→ **Exercise prompt**
Repeat the data in full. Every line must match.
____ Exercise inputs
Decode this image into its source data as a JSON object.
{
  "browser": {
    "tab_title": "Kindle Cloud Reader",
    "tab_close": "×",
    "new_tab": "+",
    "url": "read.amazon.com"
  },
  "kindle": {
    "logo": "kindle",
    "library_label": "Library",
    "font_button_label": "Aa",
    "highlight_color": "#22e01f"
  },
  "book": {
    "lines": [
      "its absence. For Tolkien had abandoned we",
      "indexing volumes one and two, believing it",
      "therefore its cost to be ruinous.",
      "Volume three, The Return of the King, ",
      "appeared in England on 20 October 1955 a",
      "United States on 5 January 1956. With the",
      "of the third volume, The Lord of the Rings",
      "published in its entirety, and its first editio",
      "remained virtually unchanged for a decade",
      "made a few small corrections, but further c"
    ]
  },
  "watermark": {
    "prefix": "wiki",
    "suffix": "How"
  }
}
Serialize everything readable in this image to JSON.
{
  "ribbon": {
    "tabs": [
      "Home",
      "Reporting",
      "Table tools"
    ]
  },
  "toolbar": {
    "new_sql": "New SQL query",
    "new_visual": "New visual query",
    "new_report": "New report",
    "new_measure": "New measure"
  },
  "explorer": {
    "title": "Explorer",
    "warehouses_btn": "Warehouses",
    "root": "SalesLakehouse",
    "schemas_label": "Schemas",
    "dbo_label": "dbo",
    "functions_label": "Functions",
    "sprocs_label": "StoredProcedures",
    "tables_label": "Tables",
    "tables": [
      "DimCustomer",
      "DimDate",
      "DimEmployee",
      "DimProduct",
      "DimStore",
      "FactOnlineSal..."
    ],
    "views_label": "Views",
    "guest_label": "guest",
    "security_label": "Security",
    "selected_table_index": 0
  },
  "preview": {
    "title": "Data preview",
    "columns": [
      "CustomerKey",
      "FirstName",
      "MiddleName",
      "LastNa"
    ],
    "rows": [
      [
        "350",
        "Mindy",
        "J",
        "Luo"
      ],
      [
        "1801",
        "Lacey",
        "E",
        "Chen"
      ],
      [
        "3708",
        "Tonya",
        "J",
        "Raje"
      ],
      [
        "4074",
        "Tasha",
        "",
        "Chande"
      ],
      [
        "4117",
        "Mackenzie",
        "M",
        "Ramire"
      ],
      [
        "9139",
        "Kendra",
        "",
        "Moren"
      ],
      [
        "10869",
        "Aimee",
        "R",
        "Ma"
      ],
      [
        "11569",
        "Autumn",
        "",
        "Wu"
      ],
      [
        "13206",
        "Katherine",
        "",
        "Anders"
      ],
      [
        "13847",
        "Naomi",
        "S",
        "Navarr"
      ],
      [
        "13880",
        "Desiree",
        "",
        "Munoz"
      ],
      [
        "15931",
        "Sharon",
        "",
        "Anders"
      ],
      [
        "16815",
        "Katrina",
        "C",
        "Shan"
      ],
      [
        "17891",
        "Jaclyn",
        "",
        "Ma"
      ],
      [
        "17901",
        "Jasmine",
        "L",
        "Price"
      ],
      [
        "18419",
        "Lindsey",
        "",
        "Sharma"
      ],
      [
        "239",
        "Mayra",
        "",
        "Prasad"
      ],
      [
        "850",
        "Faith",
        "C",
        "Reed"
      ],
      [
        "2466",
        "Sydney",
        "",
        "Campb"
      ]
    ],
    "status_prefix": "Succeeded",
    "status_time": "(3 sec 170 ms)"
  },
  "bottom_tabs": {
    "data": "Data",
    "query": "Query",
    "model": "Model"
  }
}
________
→ **Worked solution**
Decode this image into its source data as a JSON object.
{
  "browser": {
    "tab_title": "Kindle Cloud Reader",
    "tab_close": "×",
    "new_tab": "+",
    "url": "read.amazon.com"
  },
  "kindle": {
    "logo": "kindle",
    "library_label": "Library",
    "font_button_label": "Aa",
    "highlight_color": "#22e01f"
  },
  "book": {
    "lines": [
      "its absence. For Tolkien had abandoned we",
      "indexing volumes one and two, believing it",
      "therefore its cost to be ruinous.",
      "Volume three, The Return of the King, ",
      "appeared in England on 20 October 1955 a",
      "United States on 5 January 1956. With the",
      "of the third volume, The Lord of the Rings",
      "published in its entirety, and its first editio",
      "remained virtually unchanged for a decade",
      "made a few small corrections, but further c"
    ]
  },
  "watermark": {
    "prefix": "wiki",
    "suffix": "How"
  }
}
Serialize everything readable in this image to JSON.
{
  "ribbon": {
    "tabs": [
      "Home",
      "Reporting",
      "Table tools"
    ]
  },
  "toolbar": {
    "new_sql": "New SQL query",
    "new_visual": "New visual query",
    "new_report": "New report",
    "new_measure": "New measure"
  },
  "explorer": {
    "title": "Explorer",
    "warehouses_btn": "Warehouses",
    "root": "SalesLakehouse",
    "schemas_label": "Schemas",
    "dbo_label": "dbo",
    "functions_label": "Functions",
    "sprocs_label": "StoredProcedures",
    "tables_label": "Tables",
    "tables": [
      "DimCustomer",
      "DimDate",
      "DimEmployee",
      "DimProduct",
      "DimStore",
      "FactOnlineSal..."
    ],
    "views_label": "Views",
    "guest_label": "guest",
    "security_label": "Security",
    "selected_table_index": 0
  },
  "preview": {
    "title": "Data preview",
    "columns": [
      "CustomerKey",
      "FirstName",
      "MiddleName",
      "LastNa"
    ],
    "rows": [
      [
        "350",
        "Mindy",
        "J",
        "Luo"
      ],
      [
        "1801",
        "Lacey",
        "E",
        "Chen"
      ],
      [
        "3708",
        "Tonya",
        "J",
        "Raje"
      ],
      [
        "4074",
        "Tasha",
        "",
        "Chande"
      ],
      [
        "4117",
        "Mackenzie",
        "M",
        "Ramire"
      ],
      [
        "9139",
        "Kendra",
        "",
        "Moren"
      ],
      [
        "10869",
        "Aimee",
        "R",
        "Ma"
      ],
      [
        "11569",
        "Autumn",
        "",
        "Wu"
      ],
      [
        "13206",
        "Katherine",
        "",
        "Anders"
      ],
      [
        "13847",
        "Naomi",
        "S",
        "Navarr"
      ],
      [
        "13880",
        "Desiree",
        "",
        "Munoz"
      ],
      [
        "15931",
        "Sharon",
        "",
        "Anders"
      ],
      [
        "16815",
        "Katrina",
        "C",
        "Shan"
      ],
      [
        "17891",
        "Jaclyn",
        "",
        "Ma"
      ],
      [
        "17901",
        "Jasmine",
        "L",
        "Price"
      ],
      [
        "18419",
        "Lindsey",
        "",
        "Sharma"
      ],
      [
        "239",
        "Mayra",
        "",
        "Prasad"
      ],
      [
        "850",
        "Faith",
        "C",
        "Reed"
      ],
      [
        "2466",
        "Sydney",
        "",
        "Campb"
      ]
    ],
    "status_prefix": "Succeeded",
    "status_time": "(3 sec 170 ms)"
  },
  "bottom_tabs": {
    "data": "Data",
    "query": "Query",
    "model": "Model"
  }
}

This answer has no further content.